1 The Story of Hedgehog Coaching
Updated: Jan 15
He looks like an angel doesn't he? Indoors he is, but outdoors...
I started working full time with dogs over 25 years ago, at the age of sixteen, in a boarding kennel and grooming parlour, where we also had a contract to mind the local police dogs. Working with dogs was always my destiny, I grew up with them and making a living alongside dogs and their owners always feels a privilege.
The other dog owners look down their noses at you, 'You can't even get your dog under control,' they're thinking. You feel the shame cover you like a black cloud and the rest of the walk you're even more anxious and vigilant. You hate that you can't relax, that you have to run from people you wish you could stop and chat to.
I don’t know what came first, the name or the nature, but Hedgehog was one of the prickliest dogs I ever handled and his life and that of his owners was filled with stress and tension, hyper-vigilance, tears and disappointment. That’s why I have dedicated this doggy website to him and all dogs and owners who relate to his story. I hope my studies and experiences may bring help and hope to others.

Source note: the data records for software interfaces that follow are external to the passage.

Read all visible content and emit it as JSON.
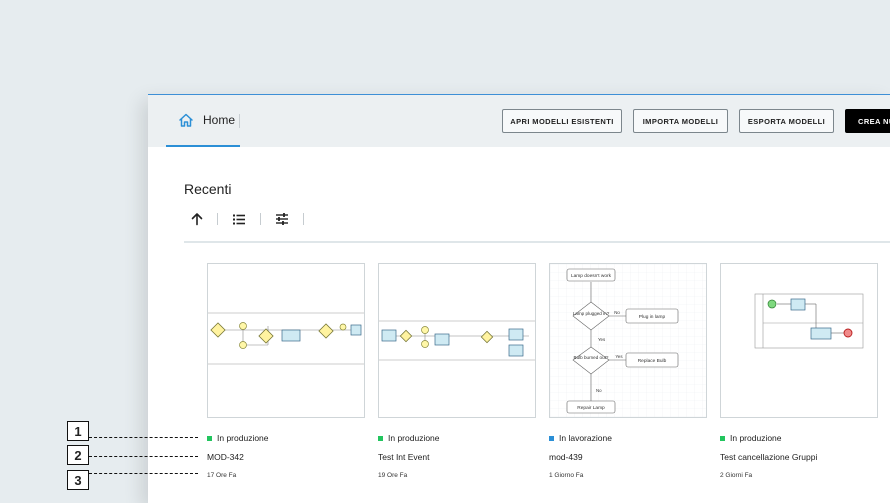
{
  "header": {
    "home_label": "Home",
    "buttons": {
      "open_existing": "APRI MODELLI ESISTENTI",
      "import": "IMPORTA MODELLI",
      "export": "ESPORTA MODELLI",
      "create_new": "CREA NU"
    }
  },
  "section": {
    "title": "Recenti"
  },
  "toolbar": {
    "icons": [
      "sort-ascending-icon",
      "list-view-icon",
      "filter-settings-icon"
    ]
  },
  "cards": [
    {
      "status": "In produzione",
      "status_color": "#22c55e",
      "name": "MOD-342",
      "time": "17 Ore Fa"
    },
    {
      "status": "In produzione",
      "status_color": "#22c55e",
      "name": "Test Int Event",
      "time": "19 Ore Fa"
    },
    {
      "status": "In lavorazione",
      "status_color": "#2b8fd6",
      "name": "mod-439",
      "time": "1 Giorno Fa"
    },
    {
      "status": "In produzione",
      "status_color": "#22c55e",
      "name": "Test cancellazione Gruppi",
      "time": "2 Giorni Fa"
    }
  ],
  "flowchart": {
    "start": "Lamp doesn't work",
    "q1": "Lamp plugged in?",
    "q1_no": "No",
    "a1": "Plug in lamp",
    "q1_yes": "Yes",
    "q2": "Bulb burned out?",
    "q2_yes": "Yes",
    "a2": "Replace Bulb",
    "q2_no": "No",
    "end": "Repair Lamp"
  },
  "annotations": [
    "1",
    "2",
    "3"
  ]
}
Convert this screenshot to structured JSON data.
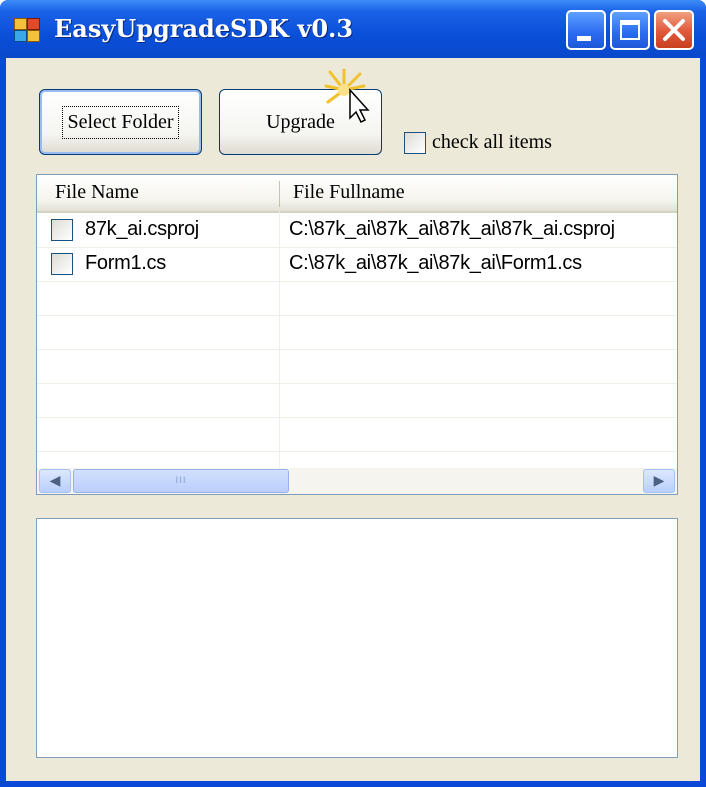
{
  "window": {
    "title": "EasyUpgradeSDK v0.3",
    "controls": {
      "minimize": "minimize-icon",
      "maximize": "maximize-icon",
      "close": "close-icon"
    }
  },
  "toolbar": {
    "select_folder_label": "Select Folder",
    "upgrade_label": "Upgrade",
    "check_all_label": "check all items"
  },
  "file_list": {
    "columns": [
      "File Name",
      "File Fullname"
    ],
    "rows": [
      {
        "checked": false,
        "name": "87k_ai.csproj",
        "fullname": "C:\\87k_ai\\87k_ai\\87k_ai\\87k_ai.csproj"
      },
      {
        "checked": false,
        "name": "Form1.cs",
        "fullname": "C:\\87k_ai\\87k_ai\\87k_ai\\Form1.cs"
      }
    ],
    "scrollbar": {
      "left_arrow": "chevron-left-icon",
      "right_arrow": "chevron-right-icon",
      "grip": "III"
    }
  },
  "log_output": "",
  "colors": {
    "titlebar": "#0a4fd8",
    "client_bg": "#ece9d8",
    "close_button": "#e0583a",
    "border": "#7f9db9"
  }
}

I came to know Hedgehog when I started taking on dog walking customers independently. Because, due to the long waiting list, I did not have a licence for walking large groups of dogs in public, I advertised myself to walk dogs individually. Of course in doing so I attracted all the owners with so-called “difficult” dogs who weren’t accepted with the group dog walkers because of their problematic behaviours, such as poor recall or anti-social tendencies.
When I got to know them, I remember thinking how hugely Hedgehog and his owner contrasted with the happy, relaxed dogs that I grew up with and that I had interacted with in my work by and large, apart from the police dogs who are not pets and require different handling. Hedgehog seemed to me to defeat the whole purpose of having a companion dog, a dream for so many. His owner had suffered a personal tragedy and had had a nervous breakdown shortly after taking him on and perhaps therefore failed to give him the necessary puppy socialisation, but there are many reasons why dogs "act up" in public, it can also be due to a trauma that occurred later in the dog's life and neither is it only specific to rescue dogs.

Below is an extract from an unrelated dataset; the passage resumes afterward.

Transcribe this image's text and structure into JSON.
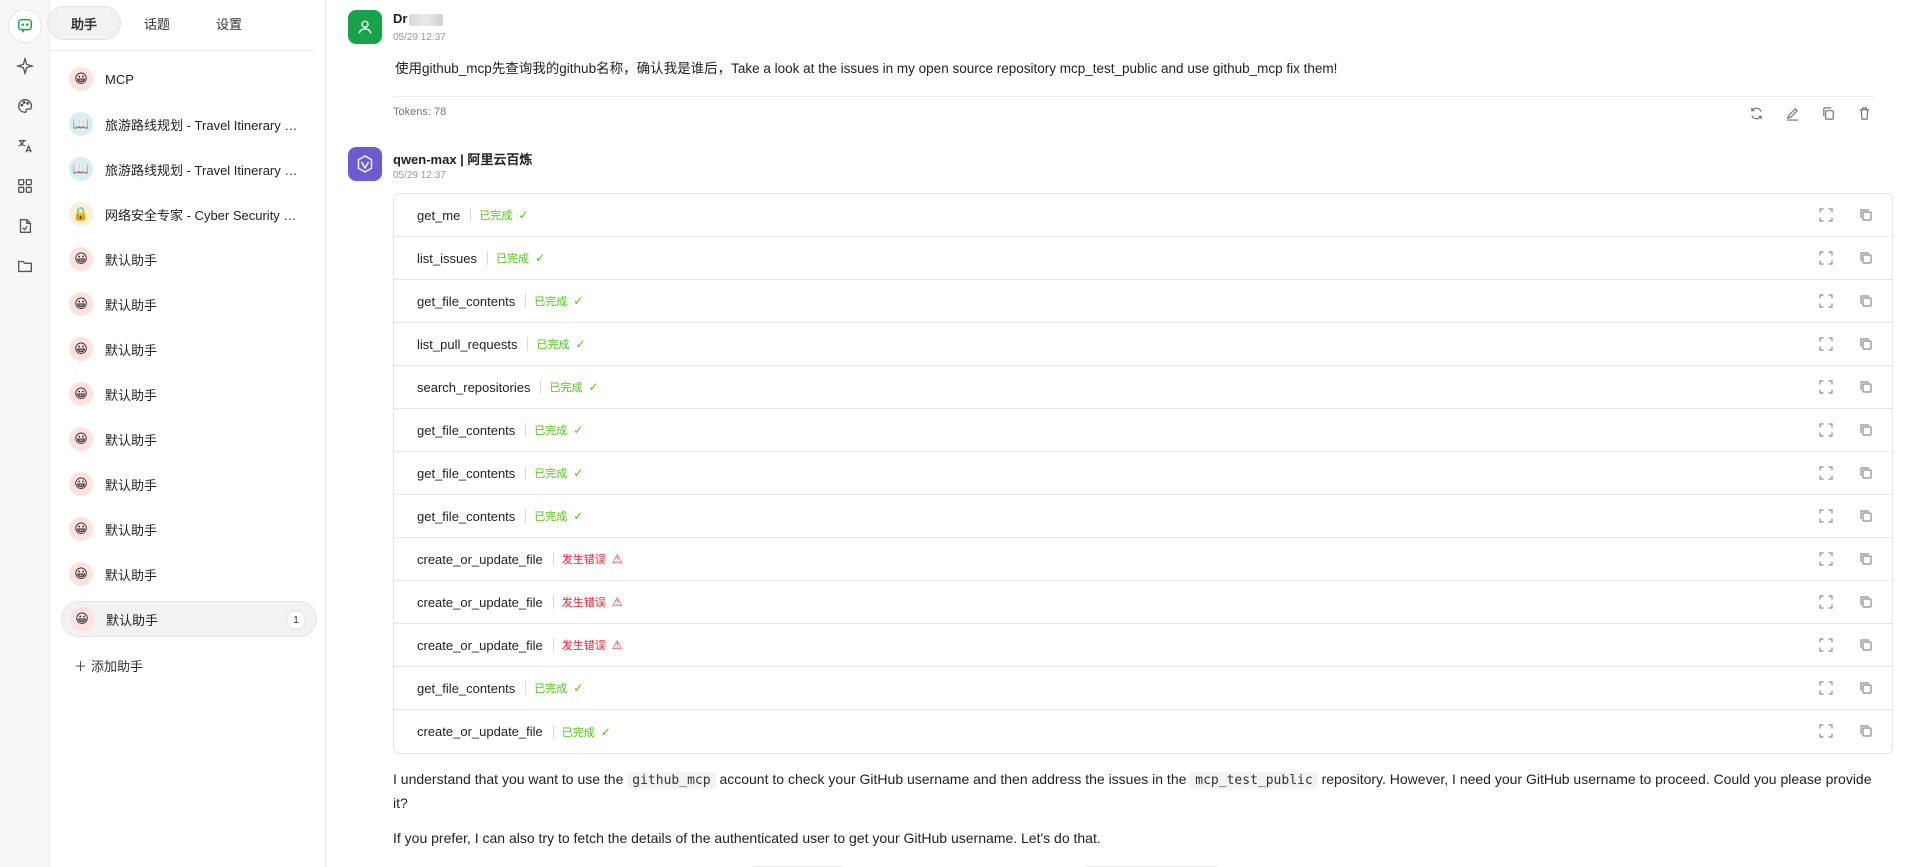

Hedgehog lived in a very built up neighbourhood and to boot a street that led directly to the entrance of the local park. From the moment they stepped out of their front door there were many dog walkers passing by, no matter the hour, and families with young children, skates, skateboards, bicycles, pushchairs. Added to this, there were many cats resident on their street and at the top of their road a school, a busy shopping centre with much traffic, hustle and bustle and market stalls.
For an unsocialised and frightened dog it couldn’t have been a less suitable location and it proved a nightmare. Hedgehog habitually barked loudly and lunged, snarled and bit, reacted towards children, animals, adults, traffic, spinning in circles and gnashing his jaws. He was a large, powerful dog and he had bitten his owner numerous times, redirecting his ever increasing fear and frustration at her legs as she struggled to hold on to his lead and she was terrified he would bite someone else.
Still in Training
Hedgehog is the main reason I began to further my studies. It's my intention to document Hedgehog’s full story and the recovery stories of others like him, since more and more people came to me with their “difficult” dogs, who had often tried numerous trainers to no avail, and also in my own experience I did not feel equipped to help. I realised that a very deep scientific understanding is required, paired with patience, compassion and positive methods, to begin to rehabilitate dogs like Hedgehog, also to prevent further damage or trauma occurring. There are many dogs suffering because they are not being correctly understood and their communications are going unheeded.